Your poem "Sponged Out" in Bewildering Stories, is simply beautiful! Your use of color and light is absolutely fantastic! Your transition to emotion, to pure passion, and then to something cold and dark is extremely well-done! I really love those last two lines: "cadaverous as the trees"! Man, that's something special! Really excellent work!
Andrew L. Hodges
Published by the Lucy Quieter Press, Wendy Holborow's tenth poetry collection, Shipwrecked, contains poems written over a number of years and many have been successful in competitions or previously published in respected poetry journals. Although problems encountered in today's broken society are a common theme and many poems address such dark subjects as unrequited love, war, poverty and death, the poems themselves are anything but depressing and readers are likely to readily identify with the poet's distinctive take on universal issues.
Inevitably, the older you get the more likely you are to encounter such grim realities as illness and death. This latest collection by Wendy Holborow may centre on such themes but there is also much tenderness and universal appeal as she recalls lost love, rich childhood experiences and less personal but equally thought-provoking issues.
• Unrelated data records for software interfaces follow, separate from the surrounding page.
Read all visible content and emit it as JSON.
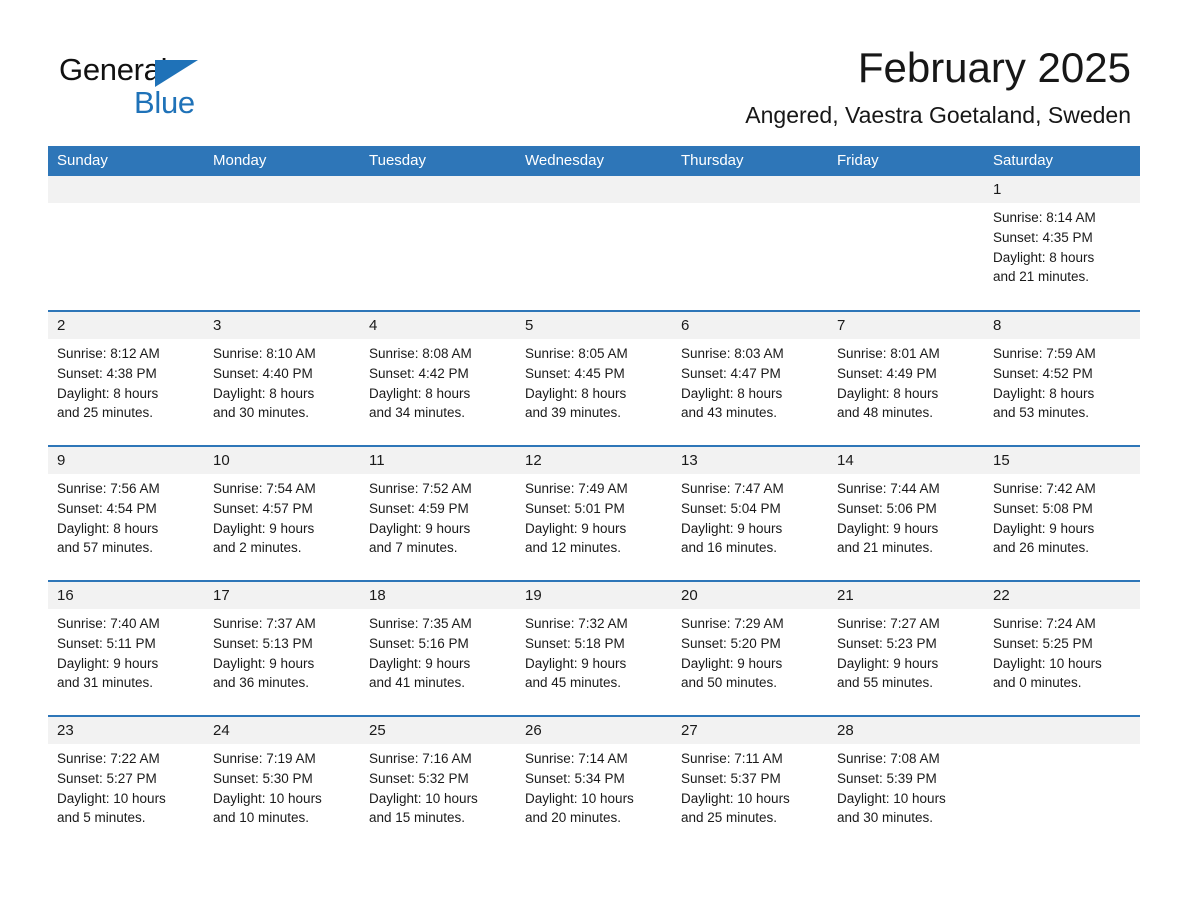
{
  "brand": {
    "name_part1": "General",
    "name_part2": "Blue",
    "triangle_color": "#1F72B8"
  },
  "header": {
    "title": "February 2025",
    "subtitle": "Angered, Vaestra Goetaland, Sweden"
  },
  "theme": {
    "header_blue": "#2E76B8",
    "day_band_gray": "#F2F2F2",
    "text": "#1a1a1a"
  },
  "calendar": {
    "day_headers": [
      "Sunday",
      "Monday",
      "Tuesday",
      "Wednesday",
      "Thursday",
      "Friday",
      "Saturday"
    ],
    "weeks": [
      [
        {
          "day": "",
          "lines": []
        },
        {
          "day": "",
          "lines": []
        },
        {
          "day": "",
          "lines": []
        },
        {
          "day": "",
          "lines": []
        },
        {
          "day": "",
          "lines": []
        },
        {
          "day": "",
          "lines": []
        },
        {
          "day": "1",
          "lines": [
            "Sunrise: 8:14 AM",
            "Sunset: 4:35 PM",
            "Daylight: 8 hours",
            "and 21 minutes."
          ]
        }
      ],
      [
        {
          "day": "2",
          "lines": [
            "Sunrise: 8:12 AM",
            "Sunset: 4:38 PM",
            "Daylight: 8 hours",
            "and 25 minutes."
          ]
        },
        {
          "day": "3",
          "lines": [
            "Sunrise: 8:10 AM",
            "Sunset: 4:40 PM",
            "Daylight: 8 hours",
            "and 30 minutes."
          ]
        },
        {
          "day": "4",
          "lines": [
            "Sunrise: 8:08 AM",
            "Sunset: 4:42 PM",
            "Daylight: 8 hours",
            "and 34 minutes."
          ]
        },
        {
          "day": "5",
          "lines": [
            "Sunrise: 8:05 AM",
            "Sunset: 4:45 PM",
            "Daylight: 8 hours",
            "and 39 minutes."
          ]
        },
        {
          "day": "6",
          "lines": [
            "Sunrise: 8:03 AM",
            "Sunset: 4:47 PM",
            "Daylight: 8 hours",
            "and 43 minutes."
          ]
        },
        {
          "day": "7",
          "lines": [
            "Sunrise: 8:01 AM",
            "Sunset: 4:49 PM",
            "Daylight: 8 hours",
            "and 48 minutes."
          ]
        },
        {
          "day": "8",
          "lines": [
            "Sunrise: 7:59 AM",
            "Sunset: 4:52 PM",
            "Daylight: 8 hours",
            "and 53 minutes."
          ]
        }
      ],
      [
        {
          "day": "9",
          "lines": [
            "Sunrise: 7:56 AM",
            "Sunset: 4:54 PM",
            "Daylight: 8 hours",
            "and 57 minutes."
          ]
        },
        {
          "day": "10",
          "lines": [
            "Sunrise: 7:54 AM",
            "Sunset: 4:57 PM",
            "Daylight: 9 hours",
            "and 2 minutes."
          ]
        },
        {
          "day": "11",
          "lines": [
            "Sunrise: 7:52 AM",
            "Sunset: 4:59 PM",
            "Daylight: 9 hours",
            "and 7 minutes."
          ]
        },
        {
          "day": "12",
          "lines": [
            "Sunrise: 7:49 AM",
            "Sunset: 5:01 PM",
            "Daylight: 9 hours",
            "and 12 minutes."
          ]
        },
        {
          "day": "13",
          "lines": [
            "Sunrise: 7:47 AM",
            "Sunset: 5:04 PM",
            "Daylight: 9 hours",
            "and 16 minutes."
          ]
        },
        {
          "day": "14",
          "lines": [
            "Sunrise: 7:44 AM",
            "Sunset: 5:06 PM",
            "Daylight: 9 hours",
            "and 21 minutes."
          ]
        },
        {
          "day": "15",
          "lines": [
            "Sunrise: 7:42 AM",
            "Sunset: 5:08 PM",
            "Daylight: 9 hours",
            "and 26 minutes."
          ]
        }
      ],
      [
        {
          "day": "16",
          "lines": [
            "Sunrise: 7:40 AM",
            "Sunset: 5:11 PM",
            "Daylight: 9 hours",
            "and 31 minutes."
          ]
        },
        {
          "day": "17",
          "lines": [
            "Sunrise: 7:37 AM",
            "Sunset: 5:13 PM",
            "Daylight: 9 hours",
            "and 36 minutes."
          ]
        },
        {
          "day": "18",
          "lines": [
            "Sunrise: 7:35 AM",
            "Sunset: 5:16 PM",
            "Daylight: 9 hours",
            "and 41 minutes."
          ]
        },
        {
          "day": "19",
          "lines": [
            "Sunrise: 7:32 AM",
            "Sunset: 5:18 PM",
            "Daylight: 9 hours",
            "and 45 minutes."
          ]
        },
        {
          "day": "20",
          "lines": [
            "Sunrise: 7:29 AM",
            "Sunset: 5:20 PM",
            "Daylight: 9 hours",
            "and 50 minutes."
          ]
        },
        {
          "day": "21",
          "lines": [
            "Sunrise: 7:27 AM",
            "Sunset: 5:23 PM",
            "Daylight: 9 hours",
            "and 55 minutes."
          ]
        },
        {
          "day": "22",
          "lines": [
            "Sunrise: 7:24 AM",
            "Sunset: 5:25 PM",
            "Daylight: 10 hours",
            "and 0 minutes."
          ]
        }
      ],
      [
        {
          "day": "23",
          "lines": [
            "Sunrise: 7:22 AM",
            "Sunset: 5:27 PM",
            "Daylight: 10 hours",
            "and 5 minutes."
          ]
        },
        {
          "day": "24",
          "lines": [
            "Sunrise: 7:19 AM",
            "Sunset: 5:30 PM",
            "Daylight: 10 hours",
            "and 10 minutes."
          ]
        },
        {
          "day": "25",
          "lines": [
            "Sunrise: 7:16 AM",
            "Sunset: 5:32 PM",
            "Daylight: 10 hours",
            "and 15 minutes."
          ]
        },
        {
          "day": "26",
          "lines": [
            "Sunrise: 7:14 AM",
            "Sunset: 5:34 PM",
            "Daylight: 10 hours",
            "and 20 minutes."
          ]
        },
        {
          "day": "27",
          "lines": [
            "Sunrise: 7:11 AM",
            "Sunset: 5:37 PM",
            "Daylight: 10 hours",
            "and 25 minutes."
          ]
        },
        {
          "day": "28",
          "lines": [
            "Sunrise: 7:08 AM",
            "Sunset: 5:39 PM",
            "Daylight: 10 hours",
            "and 30 minutes."
          ]
        },
        {
          "day": "",
          "lines": []
        }
      ]
    ]
  }
}
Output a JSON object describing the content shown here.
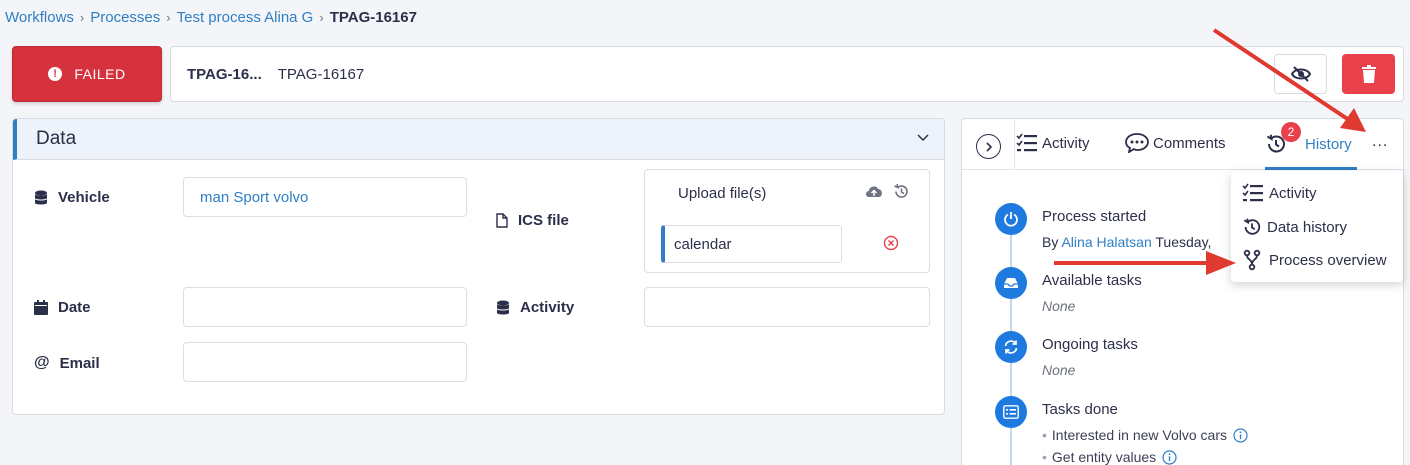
{
  "breadcrumb": {
    "items": [
      "Workflows",
      "Processes",
      "Test process Alina G"
    ],
    "current": "TPAG-16167",
    "separator": "›"
  },
  "status": {
    "label": "FAILED",
    "color": "#d6323e"
  },
  "title_bar": {
    "short_id": "TPAG-16...",
    "full_id": "TPAG-16167"
  },
  "data_panel": {
    "title": "Data",
    "fields": {
      "vehicle": {
        "label": "Vehicle",
        "value": "man Sport volvo"
      },
      "ics_file": {
        "label": "ICS file",
        "upload_label": "Upload file(s)",
        "file_name": "calendar"
      },
      "date": {
        "label": "Date",
        "value": ""
      },
      "activity": {
        "label": "Activity",
        "value": ""
      },
      "email": {
        "label": "Email",
        "value": ""
      }
    }
  },
  "side_panel": {
    "tabs": [
      {
        "label": "Activity",
        "icon": "list-check-icon"
      },
      {
        "label": "Comments",
        "icon": "comment-dots-icon"
      },
      {
        "label": "History",
        "icon": "history-icon",
        "badge": "2",
        "active": true
      }
    ],
    "more_label": "...",
    "timeline": {
      "process_started": {
        "title": "Process started",
        "by_prefix": "By",
        "user": "Alina Halatsan",
        "when": "Tuesday,"
      },
      "available_tasks": {
        "title": "Available tasks",
        "value": "None"
      },
      "ongoing_tasks": {
        "title": "Ongoing tasks",
        "value": "None"
      },
      "tasks_done": {
        "title": "Tasks done",
        "items": [
          "Interested in new Volvo cars",
          "Get entity values"
        ]
      }
    }
  },
  "dropdown": {
    "items": [
      {
        "label": "Activity",
        "icon": "list-check-icon"
      },
      {
        "label": "Data history",
        "icon": "history-icon"
      },
      {
        "label": "Process overview",
        "icon": "branch-icon"
      }
    ]
  },
  "colors": {
    "accent": "#2f7fc4",
    "danger": "#e8414b",
    "arrow": "#e0392f",
    "timeline_node": "#1f7ae0"
  }
}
An impressively diverse range of styles and subject matter are to be found in this collection. It's a great read.
I loved it. Super-apposite now, of course.
Like lots of things about the book actually - great to see an elegy for Nigel Jenkins, really admire 'Chercher le mot juste', like the Pessoa poems too, and enjoy many others. Some of those I liked most took off from juicy epigraphs - Ibsen, Brecht, etc. Also realised how much colour there is in your writing! Congratulations on another fine collection.
I SEE HER
I see her through a cubist’s eye
chiselled planes & angles mingle in black & white
disentangled, broken up & rearranged
in geometric form.
I see her through an impressionist’s eye
rapid dabs of paint, dots, distorted,
sparkling patches of light & colour,
I see her through a miniaturist’s eye
minute, modelled like a doll held in the palm
of a hand, such infinite patience,
I see her through a surrealist’s eye
confusion, un-recognisable in shape or form,
her reality disguised in the triptych mirror of art,
I see her through an icon painter’s eye
dark image illumed by silver & gold, a halo
above her head, so exquisite it is considered
I see her through a portrait painter’s eye
perfect in every detail as she gazes
out of the canvas of imperfection, her inner essence,
a slight smile, gentle contentment,
no smudges of a dark fanciful world apparent
in her reasoned demeanour as she sits,
The Cha Ca Cha that was Danced in the Early Hours of 24th March 1961. A Painting by David Hockney.
I didn’t know you back in ‘61
things would have been different –
childhood sweethearts –
two red he(art)s instead of the br(own) upon black
black for you who cheated,
brown for me the conspirator
conscripted to y(our) love
your name worn on my sleeve
not on my upper thigh
as we dance – not the cha cha cha,
in each other’s arms
your voice wrapped around me
aware of the warped jealousy
of other women wanting you
only have e(yes) for me
I love every mo(ve)ment
quavers dance across my neck
The trees are cadaverous in the early morning,
sponged out of the vibrant composition,
until the emergence of a bright nerve of colour –
not the sweeping trails of deep pink bougainvillea
climbing the walls of apartment blocks, nor the violent
blue of jacaranda near the gardens of Mon Repos –
but the vivid memory of when she danced under the cupola
with its glass dome shivering splinters of light
across the floor
picking out colours in the gypsy skirt
she’d worn to impress him when infatuated.
She must take care her imaginary conversations
when he’s around
so she goes to where the cypress trees are black
& stripe the landscape like brush strokes on a heavy,
dark & disturbing oil painting, devoid of colour,
where her bitter orgasm empties icicles
onto the brittle needles
& she is sponged out of all vibrant compositions
she has become as cadaverous as the trees.